• _Goal of the exercise_
Copy out the data word for word. The images are not part of the copy.

• _Supplied data_
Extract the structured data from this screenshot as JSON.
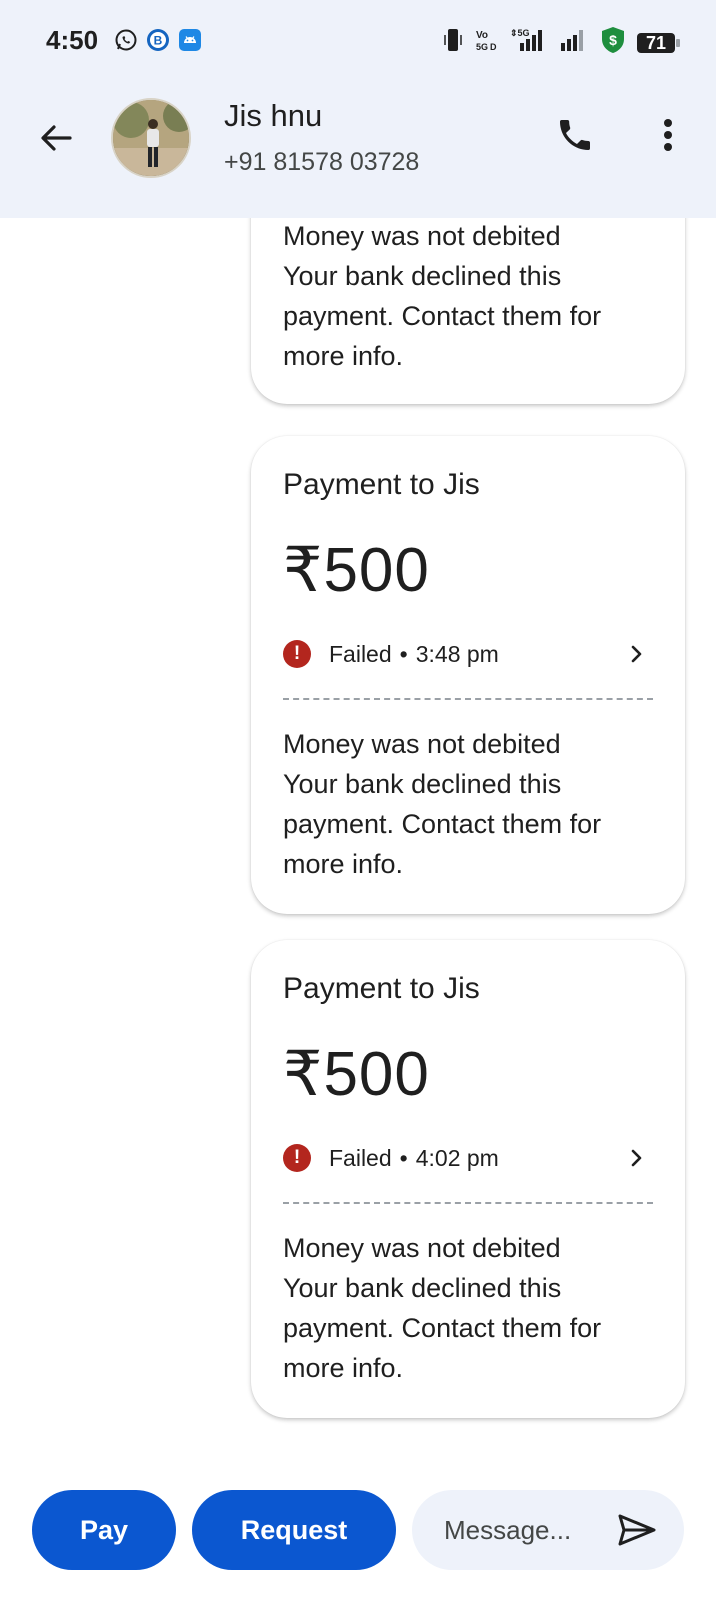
{
  "status_bar": {
    "time": "4:50",
    "app_icons": [
      "whatsapp-icon",
      "b-app-icon",
      "android-icon"
    ],
    "battery": "71"
  },
  "header": {
    "contact_name": "Jis hnu",
    "contact_phone": "+91 81578 03728"
  },
  "messages": [
    {
      "partial": true,
      "note_line1": "Money was not debited",
      "note_line2": "Your bank declined this payment. Contact them for more info."
    },
    {
      "title": "Payment to Jis",
      "amount": "₹500",
      "status": "Failed",
      "time": "3:48 pm",
      "note_line1": "Money was not debited",
      "note_line2": "Your bank declined this payment. Contact them for more info."
    },
    {
      "title": "Payment to Jis",
      "amount": "₹500",
      "status": "Failed",
      "time": "4:02 pm",
      "note_line1": "Money was not debited",
      "note_line2": "Your bank declined this payment. Contact them for more info."
    }
  ],
  "composer": {
    "pay_label": "Pay",
    "request_label": "Request",
    "message_placeholder": "Message..."
  },
  "colors": {
    "primary": "#0b57d0",
    "header_bg": "#eef2fa",
    "failed": "#b3261e"
  }
}
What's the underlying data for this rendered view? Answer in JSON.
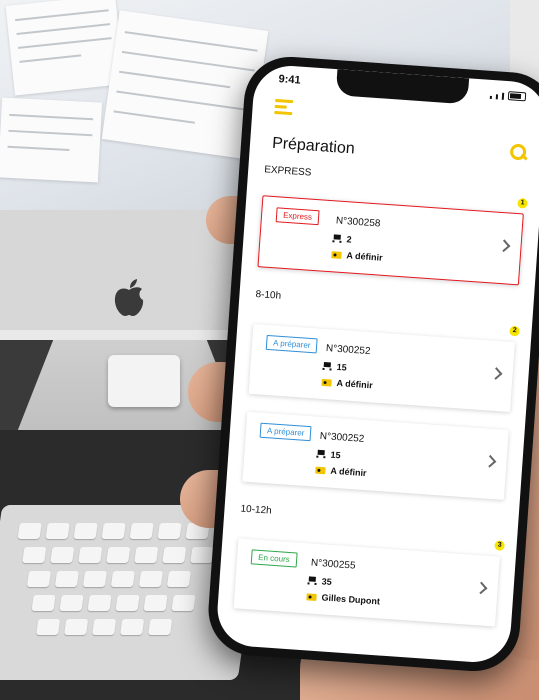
{
  "status_bar": {
    "time": "9:41"
  },
  "header": {
    "title": "Préparation"
  },
  "icons": {
    "menu": "hamburger-menu-icon",
    "search": "search-icon",
    "quantity": "cart-icon",
    "assignee": "id-card-icon",
    "open": "chevron-right-icon"
  },
  "colors": {
    "accent_yellow": "#f2c500",
    "express_red": "#e3191e",
    "prepare_blue": "#2f8fd8",
    "in_progress_green": "#2ea84a"
  },
  "sections": [
    {
      "label": "EXPRESS",
      "count": "1",
      "orders": [
        {
          "status": "Express",
          "number": "N°300258",
          "quantity": "2",
          "assignee": "A définir"
        }
      ]
    },
    {
      "label": "8-10h",
      "count": "2",
      "orders": [
        {
          "status": "A préparer",
          "number": "N°300252",
          "quantity": "15",
          "assignee": "A définir"
        },
        {
          "status": "A préparer",
          "number": "N°300252",
          "quantity": "15",
          "assignee": "A définir"
        }
      ]
    },
    {
      "label": "10-12h",
      "count": "3",
      "orders": [
        {
          "status": "En cours",
          "number": "N°300255",
          "quantity": "35",
          "assignee": "Gilles Dupont"
        }
      ]
    }
  ]
}
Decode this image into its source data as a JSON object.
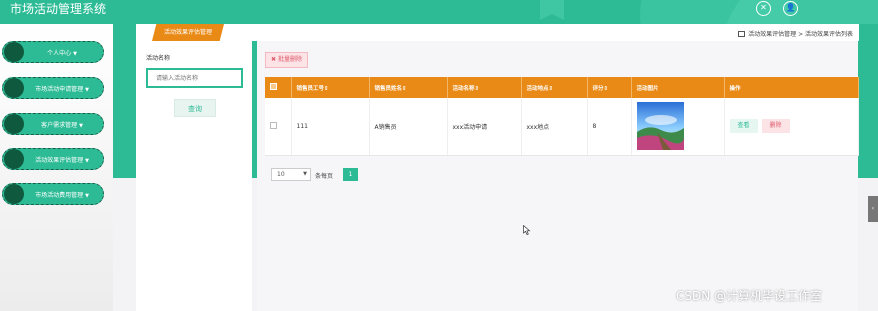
{
  "header": {
    "title": "市场活动管理系统",
    "icons": [
      "close-circle-icon",
      "user-icon"
    ]
  },
  "sidebar": {
    "items": [
      {
        "label": "个人中心"
      },
      {
        "label": "市场活动申请管理"
      },
      {
        "label": "客户需求管理"
      },
      {
        "label": "活动效果评估管理"
      },
      {
        "label": "市场活动费用管理"
      }
    ]
  },
  "breadcrumb": {
    "tab_label": "活动效果评估管理",
    "path": "活动效果评估管理 > 活动效果评估列表"
  },
  "search": {
    "label": "活动名称",
    "placeholder": "请输入活动名称",
    "button": "查询"
  },
  "toolbar": {
    "batch_delete": "批量删除"
  },
  "table": {
    "headers": [
      "销售员工号",
      "销售员姓名",
      "活动名称",
      "活动地点",
      "评分",
      "活动图片",
      "操作"
    ],
    "rows": [
      {
        "employee_no": "111",
        "employee_name": "A销售员",
        "activity_name": "xxx活动申请",
        "location": "xxx地点",
        "score": "8",
        "view": "查看",
        "delete": "删除"
      }
    ]
  },
  "pagination": {
    "page_size": "10",
    "per_page_label": "条每页",
    "current_page": "1"
  },
  "watermark": "CSDN @计算机毕设工作室",
  "colors": {
    "primary": "#2dbb96",
    "accent": "#e98a16",
    "danger": "#e05a6c"
  }
}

• _Written solution_
Extract the structured data from this screenshot as JSON.
{
  "status_bar": {
    "time": "4:50",
    "app_icons": [
      "whatsapp-icon",
      "b-app-icon",
      "android-icon"
    ],
    "battery": "71"
  },
  "header": {
    "contact_name": "Jis hnu",
    "contact_phone": "+91 81578 03728"
  },
  "messages": [
    {
      "partial": true,
      "note_line1": "Money was not debited",
      "note_line2": "Your bank declined this payment. Contact them for more info."
    },
    {
      "title": "Payment to Jis",
      "amount": "₹500",
      "status": "Failed",
      "time": "3:48 pm",
      "note_line1": "Money was not debited",
      "note_line2": "Your bank declined this payment. Contact them for more info."
    },
    {
      "title": "Payment to Jis",
      "amount": "₹500",
      "status": "Failed",
      "time": "4:02 pm",
      "note_line1": "Money was not debited",
      "note_line2": "Your bank declined this payment. Contact them for more info."
    }
  ],
  "composer": {
    "pay_label": "Pay",
    "request_label": "Request",
    "message_placeholder": "Message..."
  },
  "colors": {
    "primary": "#0b57d0",
    "header_bg": "#eef2fa",
    "failed": "#b3261e"
  }
}
What's the underlying data for this rendered view? Answer in JSON.
{
  "status_bar": {
    "time": "9:41"
  },
  "header": {
    "title": "Préparation"
  },
  "icons": {
    "menu": "hamburger-menu-icon",
    "search": "search-icon",
    "quantity": "cart-icon",
    "assignee": "id-card-icon",
    "open": "chevron-right-icon"
  },
  "colors": {
    "accent_yellow": "#f2c500",
    "express_red": "#e3191e",
    "prepare_blue": "#2f8fd8",
    "in_progress_green": "#2ea84a"
  },
  "sections": [
    {
      "label": "EXPRESS",
      "count": "1",
      "orders": [
        {
          "status": "Express",
          "number": "N°300258",
          "quantity": "2",
          "assignee": "A définir"
        }
      ]
    },
    {
      "label": "8-10h",
      "count": "2",
      "orders": [
        {
          "status": "A préparer",
          "number": "N°300252",
          "quantity": "15",
          "assignee": "A définir"
        },
        {
          "status": "A préparer",
          "number": "N°300252",
          "quantity": "15",
          "assignee": "A définir"
        }
      ]
    },
    {
      "label": "10-12h",
      "count": "3",
      "orders": [
        {
          "status": "En cours",
          "number": "N°300255",
          "quantity": "35",
          "assignee": "Gilles Dupont"
        }
      ]
    }
  ]
}
Decode this image into its source data as a JSON object.
{
  "header": {
    "title": "市场活动管理系统",
    "icons": [
      "close-circle-icon",
      "user-icon"
    ]
  },
  "sidebar": {
    "items": [
      {
        "label": "个人中心"
      },
      {
        "label": "市场活动申请管理"
      },
      {
        "label": "客户需求管理"
      },
      {
        "label": "活动效果评估管理"
      },
      {
        "label": "市场活动费用管理"
      }
    ]
  },
  "breadcrumb": {
    "tab_label": "活动效果评估管理",
    "path": "活动效果评估管理 > 活动效果评估列表"
  },
  "search": {
    "label": "活动名称",
    "placeholder": "请输入活动名称",
    "button": "查询"
  },
  "toolbar": {
    "batch_delete": "批量删除"
  },
  "table": {
    "headers": [
      "销售员工号",
      "销售员姓名",
      "活动名称",
      "活动地点",
      "评分",
      "活动图片",
      "操作"
    ],
    "rows": [
      {
        "employee_no": "111",
        "employee_name": "A销售员",
        "activity_name": "xxx活动申请",
        "location": "xxx地点",
        "score": "8",
        "view": "查看",
        "delete": "删除"
      }
    ]
  },
  "pagination": {
    "page_size": "10",
    "per_page_label": "条每页",
    "current_page": "1"
  },
  "watermark": "CSDN @计算机毕设工作室",
  "colors": {
    "primary": "#2dbb96",
    "accent": "#e98a16",
    "danger": "#e05a6c"
  }
}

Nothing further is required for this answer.